In a single-class categorization system, class overlaps are inevitable. Consider the two categories of wages and taxes. They seem rather distinct, until you come across a transaction like “GUSTO PAYRLL TAX 693557 5bmsdkgmmo MONEYMAN LLC.” (easter egg, grab some good headphones and lookup that company ;)). This is payroll tax. Does that count as wages or as taxes? Is wages supposed to include the overall cost of an employee (which would include their taxes as well), or simply the after tax compensation?
Thankfully, in this case, and also in the majority of other cases as well, this problem is solvable.
To fix the category overlap problem, all we need to do is tell our models how to make the choice! This is where customization shines. Machine learning is incredibly adept at finding patterns in data, and so long as enough such examples of classifying payroll tax are supplied, our algorithms can pick up on the pattern. The question of “enough” can be tough (and will be addressed more quantitatively later), but intuitively, it helps to think about how many samples of transactions a human would need to understand what’s going on.

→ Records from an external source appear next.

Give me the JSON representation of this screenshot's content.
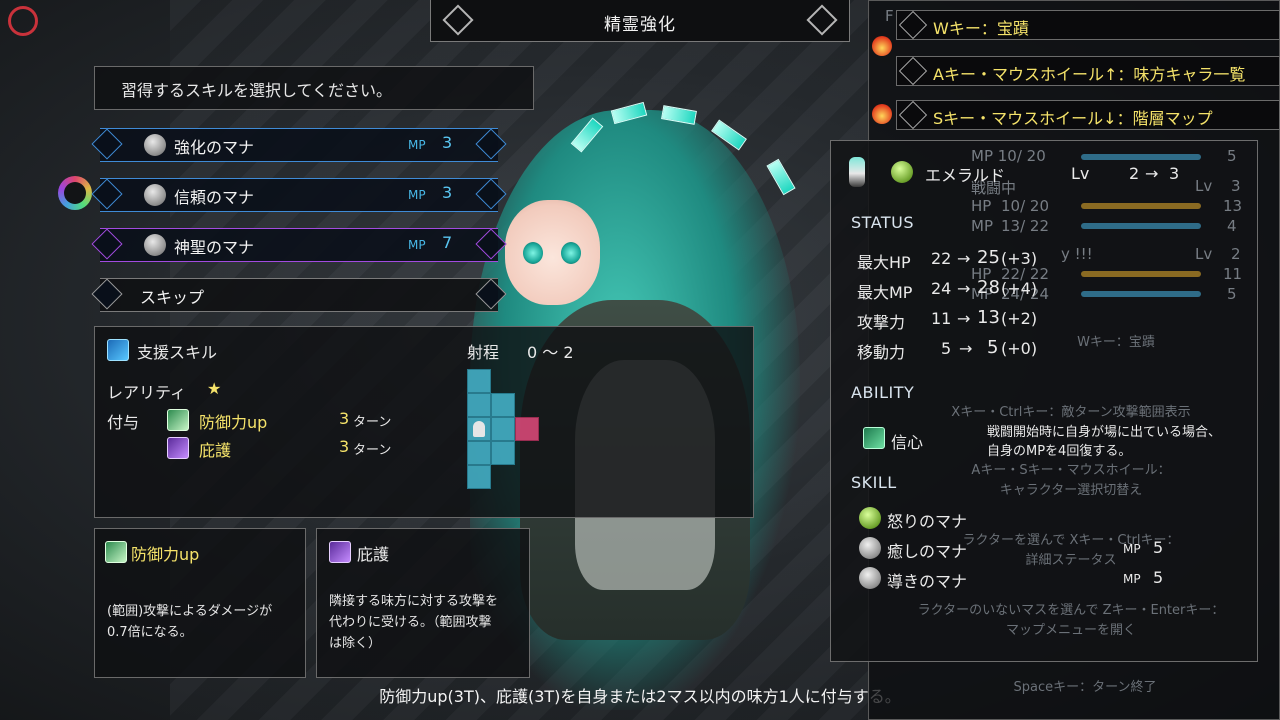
{
  "window": {
    "title": "精霊強化"
  },
  "instruction": "習得するスキルを選択してください。",
  "skill_options": [
    {
      "name": "強化のマナ",
      "mp_label": "MP",
      "mp": "3"
    },
    {
      "name": "信頼のマナ",
      "mp_label": "MP",
      "mp": "3"
    },
    {
      "name": "神聖のマナ",
      "mp_label": "MP",
      "mp": "7"
    },
    {
      "name": "スキップ"
    }
  ],
  "detail": {
    "type": "支援スキル",
    "range_label": "射程",
    "range_value": "0 〜 2",
    "rarity_label": "レアリティ",
    "rarity_stars": "★",
    "grant_label": "付与",
    "effects": [
      {
        "name": "防御力up",
        "turns": "3",
        "turn_unit": "ターン"
      },
      {
        "name": "庇護",
        "turns": "3",
        "turn_unit": "ターン"
      }
    ]
  },
  "effect_panels": [
    {
      "title": "防御力up",
      "body": "(範囲)攻撃によるダメージが\n0.7倍になる。"
    },
    {
      "title": "庇護",
      "body": "隣接する味方に対する攻撃を\n代わりに受ける。（範囲攻撃\nは除く）"
    }
  ],
  "bottom_description": "防御力up(3T)、庇護(3T)を自身または2マス以内の味方1人に付与する。",
  "hints": [
    "Wキー：宝蹟",
    "Aキー・マウスホイール↑：味方キャラ一覧",
    "Sキー・マウスホイール↓：階層マップ"
  ],
  "character": {
    "name": "エメラルド",
    "lv_label": "Lv",
    "lv_from": "2",
    "lv_arrow": "→",
    "lv_to": "3",
    "status_header": "STATUS",
    "stats": [
      {
        "label": "最大HP",
        "from": "22",
        "arrow": "→",
        "to": "25",
        "delta": "(+3)"
      },
      {
        "label": "最大MP",
        "from": "24",
        "arrow": "→",
        "to": "28",
        "delta": "(+4)"
      },
      {
        "label": "攻撃力",
        "from": "11",
        "arrow": "→",
        "to": "13",
        "delta": "(+2)"
      },
      {
        "label": "移動力",
        "from": "5",
        "arrow": "→",
        "to": "5",
        "delta": "(+0)"
      }
    ],
    "ability_header": "ABILITY",
    "ability": {
      "name": "信心",
      "desc": "戦闘開始時に自身が場に出ている場合、\n自身のMPを4回復する。"
    },
    "skill_header": "SKILL",
    "skills": [
      {
        "name": "怒りのマナ",
        "mp_label": "",
        "mp": ""
      },
      {
        "name": "癒しのマナ",
        "mp_label": "MP",
        "mp": "5"
      },
      {
        "name": "導きのマナ",
        "mp_label": "MP",
        "mp": "5"
      }
    ]
  },
  "background_ui": {
    "party_header": "F",
    "rows": [
      {
        "state": "戦闘中",
        "hp_label": "HP",
        "hp": "10/ 20",
        "mp_label": "MP",
        "mp": "13/ 22",
        "lv_label": "Lv",
        "lv": "3",
        "atk": "13",
        "mov": "4"
      },
      {
        "state": "y !!!",
        "hp_label": "HP",
        "hp": "22/ 22",
        "mp_label": "MP",
        "mp": "24/ 24",
        "lv_label": "Lv",
        "lv": "2",
        "atk": "11",
        "mov": "5"
      }
    ],
    "mp_partial": "MP  10/  20",
    "mov_partial": "5",
    "help_lines": [
      "Wキー：宝蹟",
      "Xキー・Ctrlキー：敵ターン攻撃範囲表示",
      "Aキー・Sキー・マウスホイール：",
      "キャラクター選択切替え",
      "ラクターを選んで Xキー・Ctrlキー：",
      "詳細ステータス",
      "ラクターのいないマスを選んで Zキー・Enterキー：",
      "マップメニューを開く",
      "Spaceキー：ターン終了"
    ]
  },
  "colors": {
    "accent_yellow": "#f5e36a",
    "mp_blue": "#59c6f2",
    "row_blue": "#3f8bd6",
    "row_purple": "#a24be0"
  }
}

When we try to explain this concept, we usually start with an anecdote. Over the many customers we’ve worked with, there is one category that we’ve seen consistently pop up: Special Transactions.
The principal difficulty with this transaction is that for you, for us, for anyone that didn’t make that category, we have no idea what it means. One person’s trash is another person’s treasure, and one person’s “special transaction” is another person’s “yeah who cares about that”. There is no hope that a general transaction model could ever classify this category correctly, and even if it could, it would necessarily come at the cost of classifying it incorrectly for someone else!
We can quickly see that customization is the only solution that detangles things. However, this section doesn’t stop here. That’s because even with model customization, it’s still difficult to categorize. That’s because it requires learning an unknown or indeterminate pattern.
To illustrate, suppose that I give you 300 plates of food, with 100 dishes of each of Japanese, Italian, and Moroccan cuisines. If I asked you to build a classifier that can taste 50 dishes from each cuisine and then predict the next 50, I imagine you would be able to build a pretty good model. The categories are well defined, and there should be patterns that distinguish one cuisine from another. Now let’s make it harder. Instead, let’s say I want you to additionally classify whether or not a dish is considered a “special dish”. Let’s consider three possible strategies for marking dishes as special, each of which will explain a different phenomenon:
A dish is special if I flip a coin 5 times, and it comes up heads 4 times.
Dorayaki, Lamb Tagine, and Cacio e Pepe are all considered special.
A dish is special if its name consists of two, and only two, words.
We’ve spent a lot of time trashing 🗑 general categorization models, and while it’s been fun doing so, we really wanted to do so to drive home why we’re so excited about our solution to all of the problems outlined above: model customization. Model customization is a realization something we’ve long strived for at Ntropy, the Data Network. Customization brings us one step closer, by allowing every user to create high performance individual classifiers that can be used to bump the performance of all other customized models in turn. For more information, we suggest you check out our blogs.
If all of this sounds cool, you can also drop us a line at firstname.lastname@example.org, and we’d be happy to get you started with Ntropy Custom Models. Thanks for reading 👋!